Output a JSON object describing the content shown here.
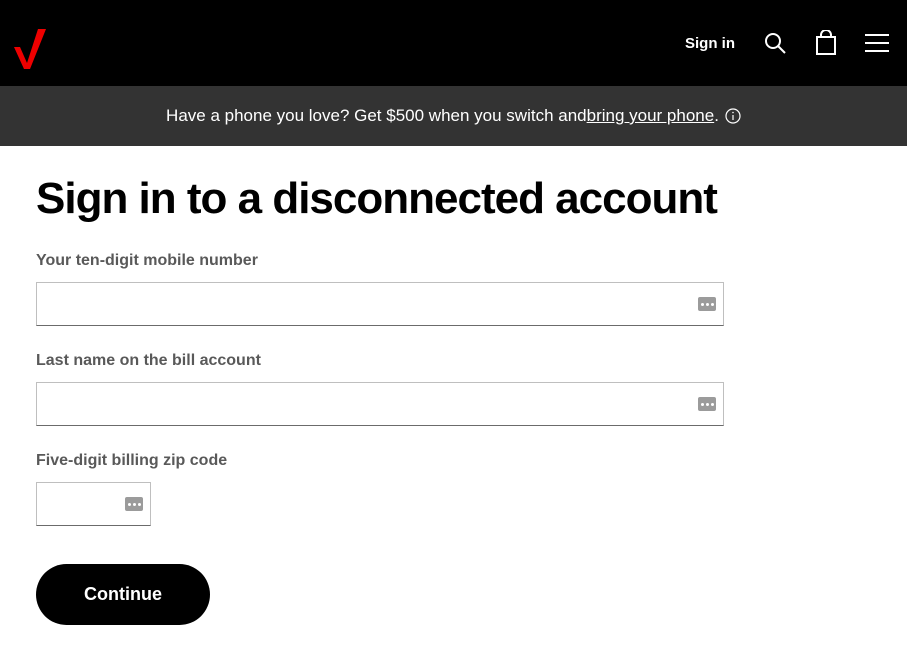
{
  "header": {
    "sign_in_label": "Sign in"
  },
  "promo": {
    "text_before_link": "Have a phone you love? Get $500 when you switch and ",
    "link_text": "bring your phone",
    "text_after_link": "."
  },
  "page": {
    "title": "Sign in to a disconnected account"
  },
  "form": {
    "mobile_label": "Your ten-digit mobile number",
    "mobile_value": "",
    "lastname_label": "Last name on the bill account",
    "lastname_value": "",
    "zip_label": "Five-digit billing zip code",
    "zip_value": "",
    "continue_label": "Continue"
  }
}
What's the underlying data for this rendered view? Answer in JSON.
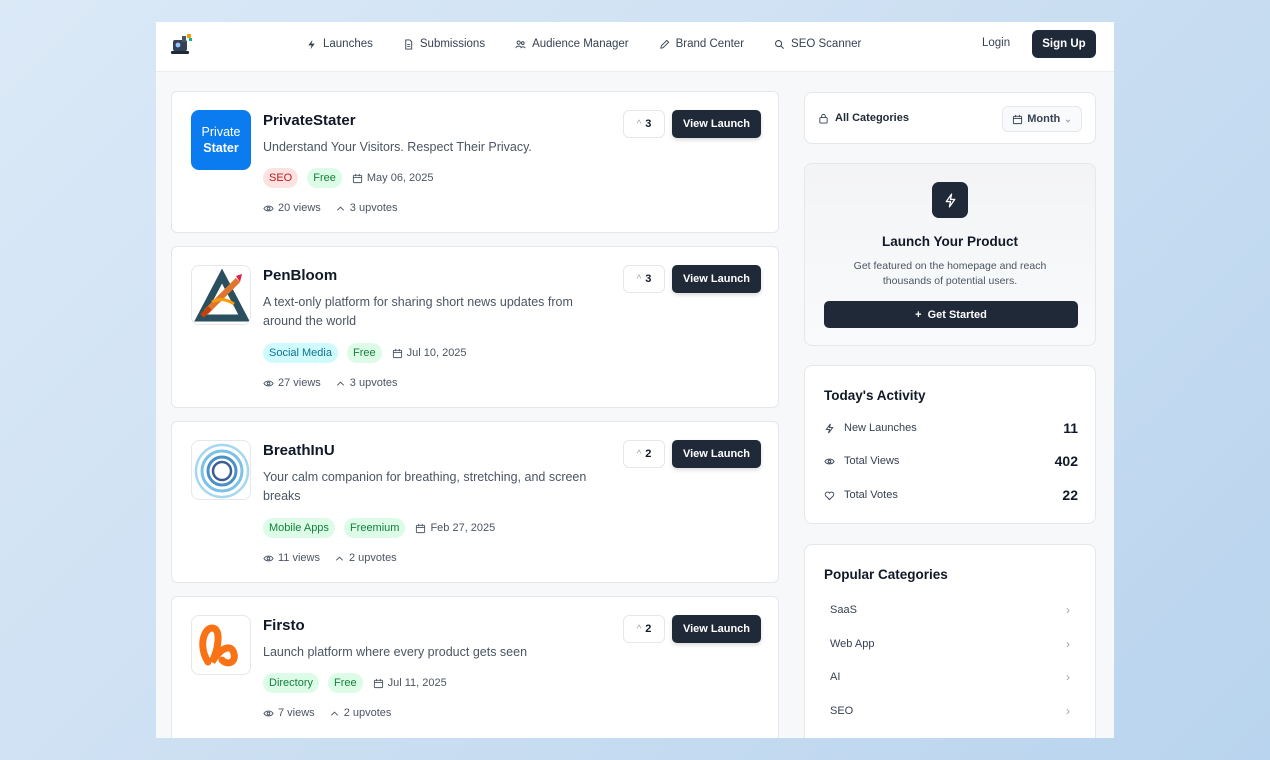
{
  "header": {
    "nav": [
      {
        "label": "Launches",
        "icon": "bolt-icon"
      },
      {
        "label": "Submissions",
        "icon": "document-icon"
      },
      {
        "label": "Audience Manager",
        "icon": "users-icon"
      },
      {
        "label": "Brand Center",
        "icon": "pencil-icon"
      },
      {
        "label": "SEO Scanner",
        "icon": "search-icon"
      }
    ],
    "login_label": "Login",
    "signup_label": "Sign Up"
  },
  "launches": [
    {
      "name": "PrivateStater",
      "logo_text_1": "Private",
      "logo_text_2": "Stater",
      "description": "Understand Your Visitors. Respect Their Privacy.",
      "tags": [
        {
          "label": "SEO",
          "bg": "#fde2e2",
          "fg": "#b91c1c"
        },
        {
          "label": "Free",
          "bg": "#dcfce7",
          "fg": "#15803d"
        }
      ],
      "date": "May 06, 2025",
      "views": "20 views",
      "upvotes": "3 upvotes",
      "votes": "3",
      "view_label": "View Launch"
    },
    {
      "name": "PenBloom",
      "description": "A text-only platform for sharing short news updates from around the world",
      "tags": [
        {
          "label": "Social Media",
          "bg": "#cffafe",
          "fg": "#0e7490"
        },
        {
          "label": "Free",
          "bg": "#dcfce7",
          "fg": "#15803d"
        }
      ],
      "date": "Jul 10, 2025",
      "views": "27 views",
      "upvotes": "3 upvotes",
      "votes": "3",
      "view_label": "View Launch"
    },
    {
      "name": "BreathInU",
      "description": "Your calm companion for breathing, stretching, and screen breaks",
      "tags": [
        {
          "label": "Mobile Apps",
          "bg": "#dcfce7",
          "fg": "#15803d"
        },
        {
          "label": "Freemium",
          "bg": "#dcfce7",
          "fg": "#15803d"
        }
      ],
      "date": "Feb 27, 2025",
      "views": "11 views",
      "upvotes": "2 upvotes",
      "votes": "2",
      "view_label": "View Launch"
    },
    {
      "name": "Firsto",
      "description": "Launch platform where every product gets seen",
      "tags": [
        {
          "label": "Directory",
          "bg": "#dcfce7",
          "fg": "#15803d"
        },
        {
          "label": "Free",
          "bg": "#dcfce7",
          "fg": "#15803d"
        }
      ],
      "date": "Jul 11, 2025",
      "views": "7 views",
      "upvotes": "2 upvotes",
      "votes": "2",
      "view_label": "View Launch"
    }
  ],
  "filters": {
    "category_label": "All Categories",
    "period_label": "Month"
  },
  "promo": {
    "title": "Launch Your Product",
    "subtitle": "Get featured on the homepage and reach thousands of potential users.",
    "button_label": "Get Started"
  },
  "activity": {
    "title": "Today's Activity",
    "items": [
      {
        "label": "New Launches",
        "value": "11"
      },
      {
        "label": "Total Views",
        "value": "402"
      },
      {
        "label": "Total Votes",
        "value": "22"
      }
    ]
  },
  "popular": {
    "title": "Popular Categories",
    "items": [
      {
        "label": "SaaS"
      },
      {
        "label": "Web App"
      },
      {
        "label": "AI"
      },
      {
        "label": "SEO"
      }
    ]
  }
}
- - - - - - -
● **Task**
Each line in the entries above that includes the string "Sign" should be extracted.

● **Finished exercise**
    "sign_in_label": "Sign in"
    "title": "Sign in to a disconnected account"
    "signup_label": "Sign Up"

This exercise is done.